Soon to be everywhere, Salford’s Blackhaine butts with Hull based painter Richie Culver in a bracing meditation on the “masturbatory act of posting art on social media” - fans of owt from Throbbing Gristle to Croww to Mark Leckey should really check this.
Introducing one of the most interesting NW voices in a generation, ‘Did U Cum Yet / I’m Not Gonna Cum’ sees Tom Heyes aka Blackhaine unflinchingly extend and embody the themes of Richie Culver’s eponymous painting over two parts that expand the work into a film and this, its visceral soundtrack. In answer to Culver’s stark, large, white canvas with the phrase scrawled in freehand, Blackhaine’s response explores two narratives; the hollered monologue of a small town drug dealer realising his “life has no meaning,” and a more instinctive, durational side expressing Blackhaine’s unbridled id. They’re both set to throbbing and gutted electronics that feel like an echo of TG as much as William Bennett and Philip Best, had they grown up in Preston listening to rap and scowling at social media.
Since emerging only a year ago with a series of self-released YouTube vids demonstrating his dance skills as well as choreography for Flohio’s award-winning ‘Unveiled’ promo vid, and more recently an immersive installation at The White Hotel and contibutions to forthcoming work by Space Afrika (keep ‘em peeled) Blackhaine’s cuts here define just one aspect of an omnivorous oeuvre-in-the-making. Over footage assembled by Belgian/British filmmaker William Markarian-Martin, Blackhaine enunciates his tales in sawn-off syllables spat straight in the mind’s eye, depicting a brutalist reality with vivid insight and barbed humour that strikes to the bone.
The atonal attack of the first is a clear descendent of Consumer Electronics, yet less sneering and more seething, while the longer flip evokes a slow motion descent from the top of Preston’s boasted brutalist bus station, alternating between Heyes’ starker vocal presence, and his poetry regaled by text-to-speech app in a way that reveals the bristling bare bones and oblique edges of his style against its greyscale tonal backdrop.

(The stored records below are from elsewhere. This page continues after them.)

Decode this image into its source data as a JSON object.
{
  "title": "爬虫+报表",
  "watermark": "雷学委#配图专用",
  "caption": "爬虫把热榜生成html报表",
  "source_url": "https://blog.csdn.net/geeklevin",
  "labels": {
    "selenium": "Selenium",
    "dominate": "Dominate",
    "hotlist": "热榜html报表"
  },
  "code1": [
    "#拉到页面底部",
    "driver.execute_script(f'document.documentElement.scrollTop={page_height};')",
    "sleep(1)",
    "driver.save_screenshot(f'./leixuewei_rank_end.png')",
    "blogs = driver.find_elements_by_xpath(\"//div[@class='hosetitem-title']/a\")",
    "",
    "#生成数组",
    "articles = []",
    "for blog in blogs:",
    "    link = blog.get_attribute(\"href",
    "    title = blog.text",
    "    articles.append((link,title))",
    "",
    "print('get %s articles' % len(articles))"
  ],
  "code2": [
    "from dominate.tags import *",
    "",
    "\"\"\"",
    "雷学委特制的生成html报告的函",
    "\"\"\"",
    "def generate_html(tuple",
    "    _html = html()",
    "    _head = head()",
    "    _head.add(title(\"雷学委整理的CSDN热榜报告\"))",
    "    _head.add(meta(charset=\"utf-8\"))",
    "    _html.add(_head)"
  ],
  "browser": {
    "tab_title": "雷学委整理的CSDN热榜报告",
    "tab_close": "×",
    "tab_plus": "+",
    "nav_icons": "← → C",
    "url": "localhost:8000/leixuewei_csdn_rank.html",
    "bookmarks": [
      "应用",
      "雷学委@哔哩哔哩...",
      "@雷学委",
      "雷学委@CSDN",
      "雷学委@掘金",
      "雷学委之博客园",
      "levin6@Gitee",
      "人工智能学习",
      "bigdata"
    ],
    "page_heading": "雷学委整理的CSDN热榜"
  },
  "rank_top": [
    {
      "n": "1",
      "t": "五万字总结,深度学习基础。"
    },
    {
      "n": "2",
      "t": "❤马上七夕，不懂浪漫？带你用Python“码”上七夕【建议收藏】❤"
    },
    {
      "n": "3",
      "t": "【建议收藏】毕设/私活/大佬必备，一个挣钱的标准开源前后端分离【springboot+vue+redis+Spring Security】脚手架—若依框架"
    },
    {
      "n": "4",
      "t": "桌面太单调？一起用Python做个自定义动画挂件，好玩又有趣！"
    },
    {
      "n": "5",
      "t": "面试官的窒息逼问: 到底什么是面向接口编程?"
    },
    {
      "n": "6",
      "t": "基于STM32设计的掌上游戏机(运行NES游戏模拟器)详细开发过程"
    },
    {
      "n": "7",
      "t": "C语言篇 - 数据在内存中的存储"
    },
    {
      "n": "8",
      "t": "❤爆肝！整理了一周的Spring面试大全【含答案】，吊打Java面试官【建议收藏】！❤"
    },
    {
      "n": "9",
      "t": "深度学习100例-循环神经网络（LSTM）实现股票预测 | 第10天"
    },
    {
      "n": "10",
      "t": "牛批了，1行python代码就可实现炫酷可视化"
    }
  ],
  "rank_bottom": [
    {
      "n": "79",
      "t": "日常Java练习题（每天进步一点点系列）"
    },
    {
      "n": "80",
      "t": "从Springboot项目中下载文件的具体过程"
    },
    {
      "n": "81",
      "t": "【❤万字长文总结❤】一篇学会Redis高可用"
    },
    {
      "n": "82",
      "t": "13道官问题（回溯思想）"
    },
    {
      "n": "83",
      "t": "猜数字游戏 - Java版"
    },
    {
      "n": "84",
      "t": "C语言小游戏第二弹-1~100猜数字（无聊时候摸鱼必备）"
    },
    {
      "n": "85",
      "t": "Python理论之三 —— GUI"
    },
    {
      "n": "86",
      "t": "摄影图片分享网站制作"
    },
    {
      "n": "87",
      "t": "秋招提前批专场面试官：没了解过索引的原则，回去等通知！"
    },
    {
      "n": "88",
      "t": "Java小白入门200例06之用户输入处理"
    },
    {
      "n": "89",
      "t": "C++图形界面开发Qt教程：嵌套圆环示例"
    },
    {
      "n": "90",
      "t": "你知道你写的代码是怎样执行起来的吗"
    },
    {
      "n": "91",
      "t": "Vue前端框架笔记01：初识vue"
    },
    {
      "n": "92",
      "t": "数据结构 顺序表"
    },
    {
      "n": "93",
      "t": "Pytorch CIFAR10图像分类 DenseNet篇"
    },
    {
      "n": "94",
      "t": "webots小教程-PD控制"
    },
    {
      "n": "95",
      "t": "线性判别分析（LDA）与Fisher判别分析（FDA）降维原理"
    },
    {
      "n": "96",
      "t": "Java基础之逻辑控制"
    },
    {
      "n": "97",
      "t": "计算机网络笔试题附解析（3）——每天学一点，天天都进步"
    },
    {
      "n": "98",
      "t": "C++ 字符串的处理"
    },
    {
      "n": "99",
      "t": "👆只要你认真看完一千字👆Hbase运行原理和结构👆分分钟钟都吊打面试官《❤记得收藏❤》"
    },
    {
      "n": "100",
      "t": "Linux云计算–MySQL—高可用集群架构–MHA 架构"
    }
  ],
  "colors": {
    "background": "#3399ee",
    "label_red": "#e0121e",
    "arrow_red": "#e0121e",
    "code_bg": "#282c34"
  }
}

Trust you’ll be hearing a lot more from Blackhaine in the coming months, years. In the meantime, dont miss this.